SUPPLIED MATERIAL.
——

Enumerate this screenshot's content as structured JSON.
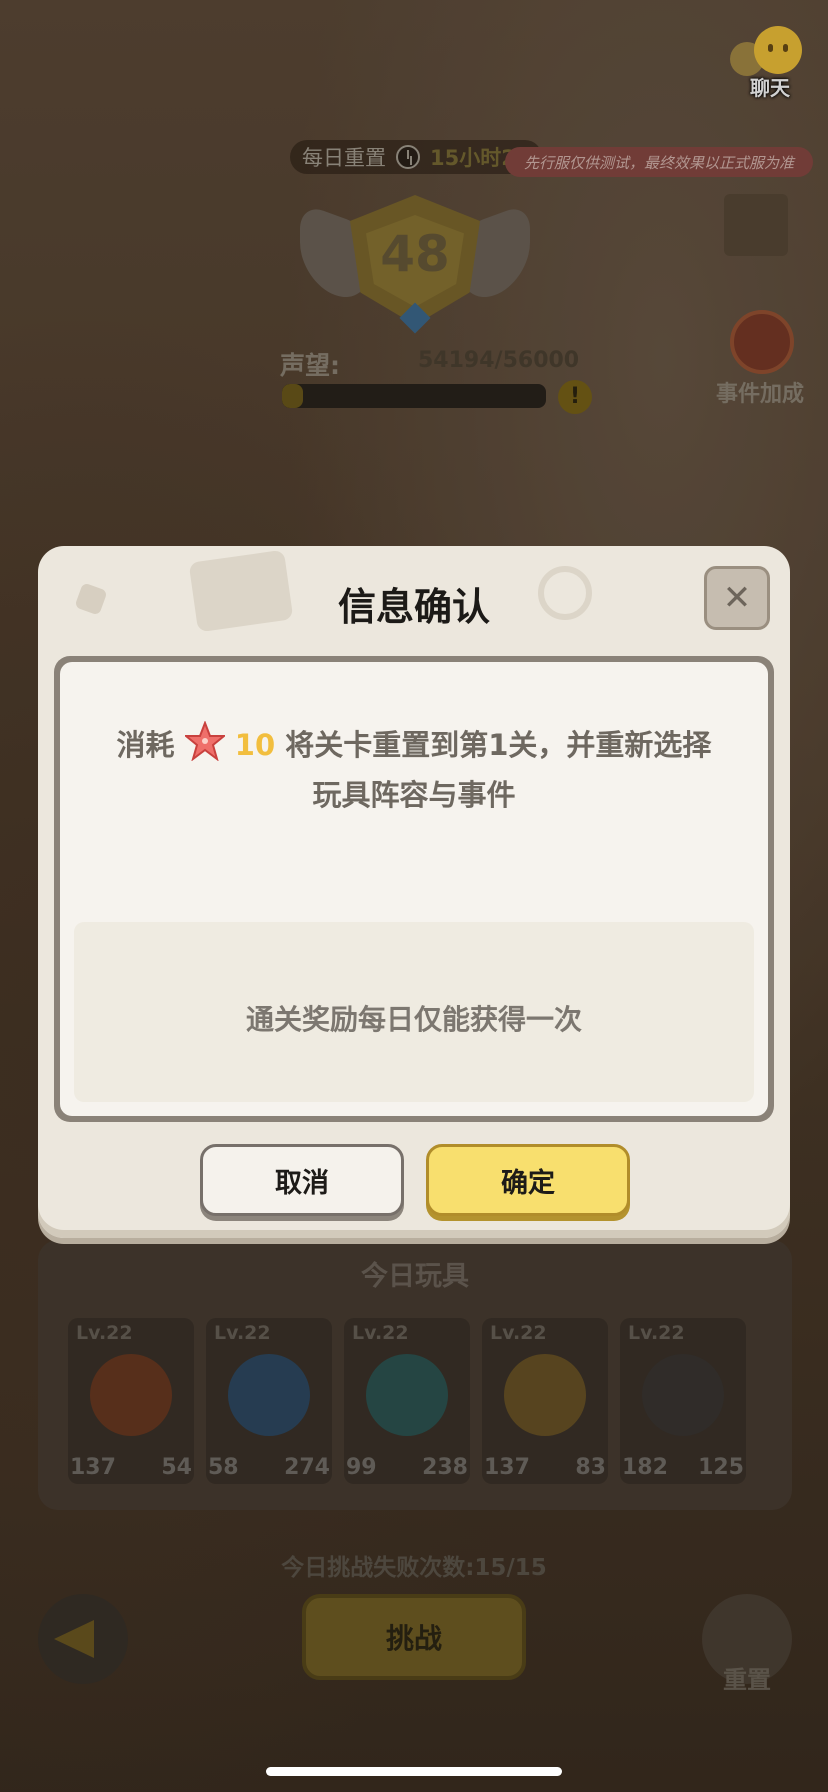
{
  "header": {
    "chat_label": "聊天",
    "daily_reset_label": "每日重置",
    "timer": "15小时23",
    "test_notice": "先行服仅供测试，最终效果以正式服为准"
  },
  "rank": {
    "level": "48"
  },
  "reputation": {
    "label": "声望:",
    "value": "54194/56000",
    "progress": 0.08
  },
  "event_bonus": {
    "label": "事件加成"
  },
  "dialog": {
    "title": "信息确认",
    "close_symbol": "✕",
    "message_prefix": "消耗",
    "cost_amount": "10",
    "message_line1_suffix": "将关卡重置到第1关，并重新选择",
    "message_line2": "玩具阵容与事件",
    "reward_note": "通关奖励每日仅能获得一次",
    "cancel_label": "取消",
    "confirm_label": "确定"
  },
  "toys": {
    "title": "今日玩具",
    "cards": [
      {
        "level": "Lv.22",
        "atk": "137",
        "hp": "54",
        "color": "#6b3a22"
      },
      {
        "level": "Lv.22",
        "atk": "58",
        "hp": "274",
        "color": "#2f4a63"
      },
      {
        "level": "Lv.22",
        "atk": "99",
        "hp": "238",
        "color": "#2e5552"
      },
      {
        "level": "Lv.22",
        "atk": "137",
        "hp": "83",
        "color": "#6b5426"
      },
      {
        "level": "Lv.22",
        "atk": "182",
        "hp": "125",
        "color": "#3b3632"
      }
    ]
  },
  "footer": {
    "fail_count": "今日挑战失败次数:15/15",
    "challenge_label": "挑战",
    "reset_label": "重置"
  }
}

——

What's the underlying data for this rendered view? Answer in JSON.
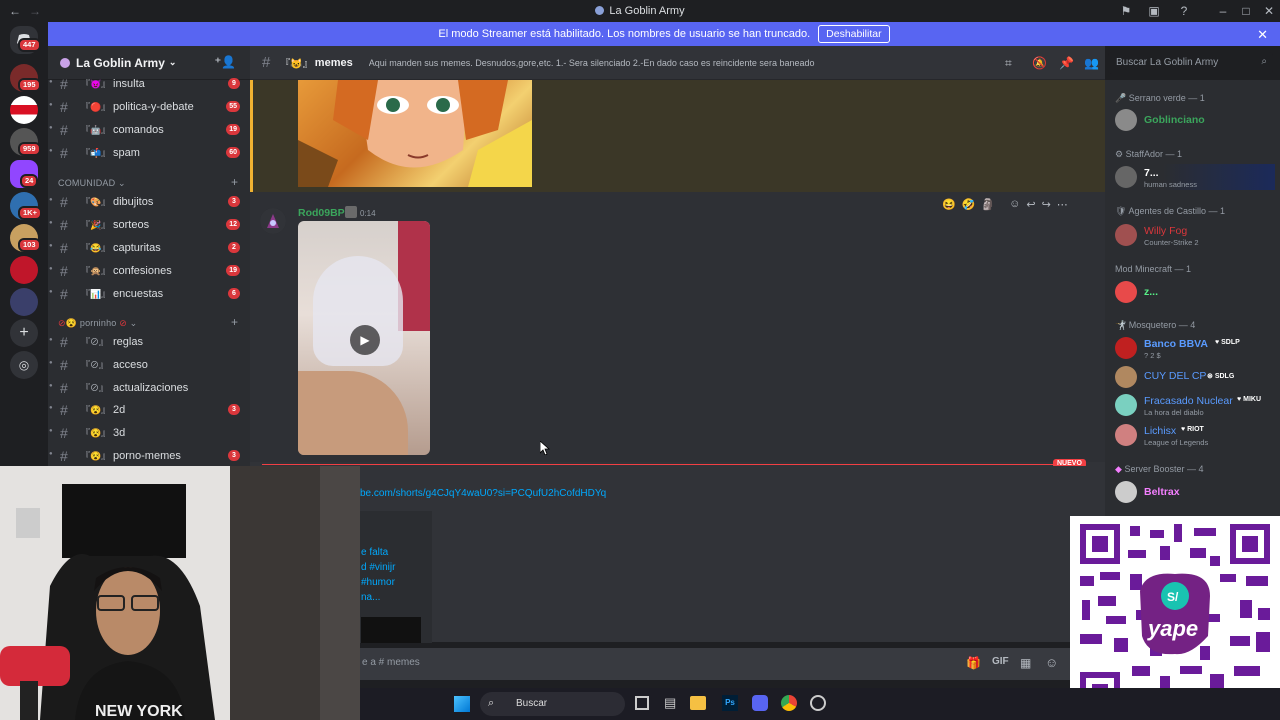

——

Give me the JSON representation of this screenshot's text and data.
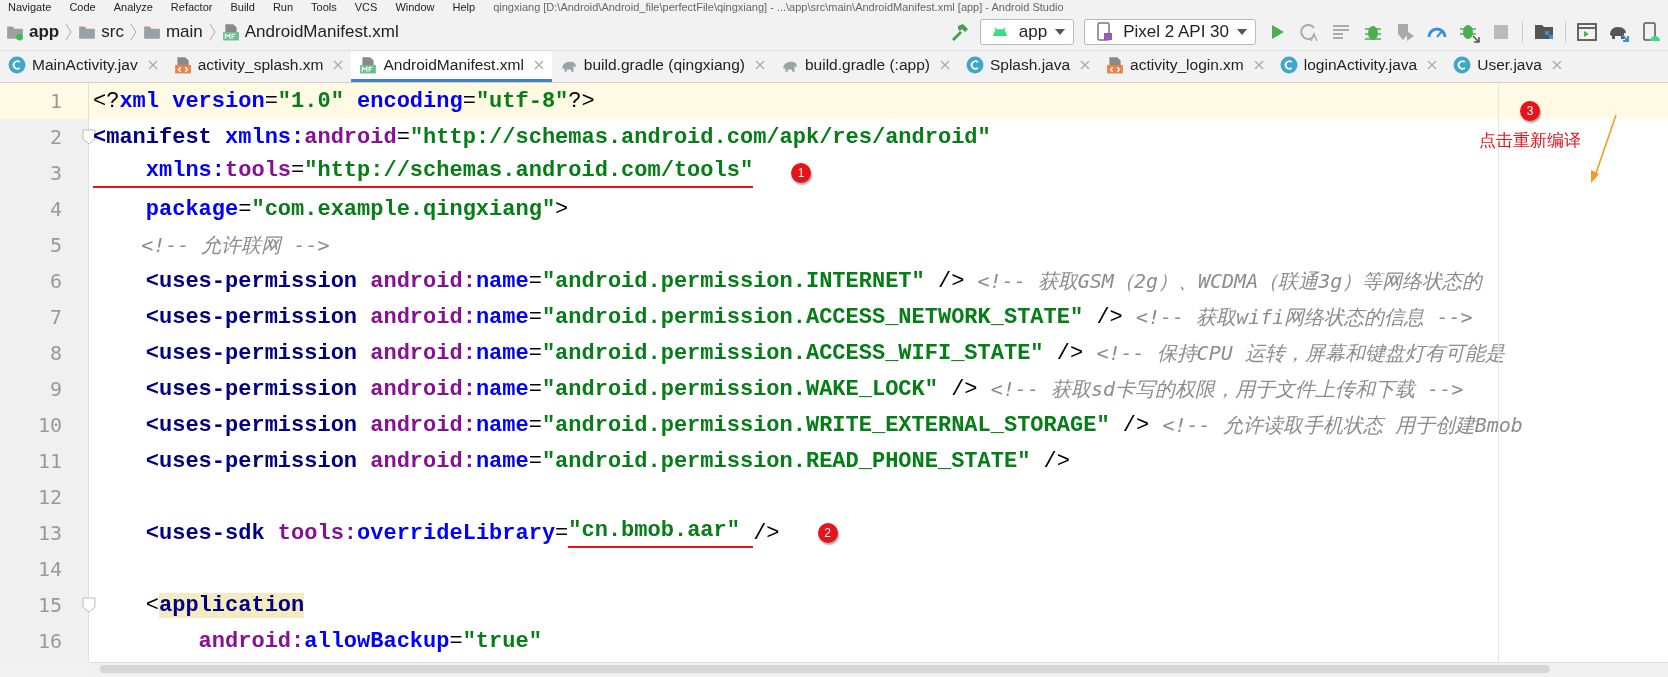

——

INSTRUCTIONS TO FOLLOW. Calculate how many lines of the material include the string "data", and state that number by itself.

RESPONSE TO THIS EXERCISE. 2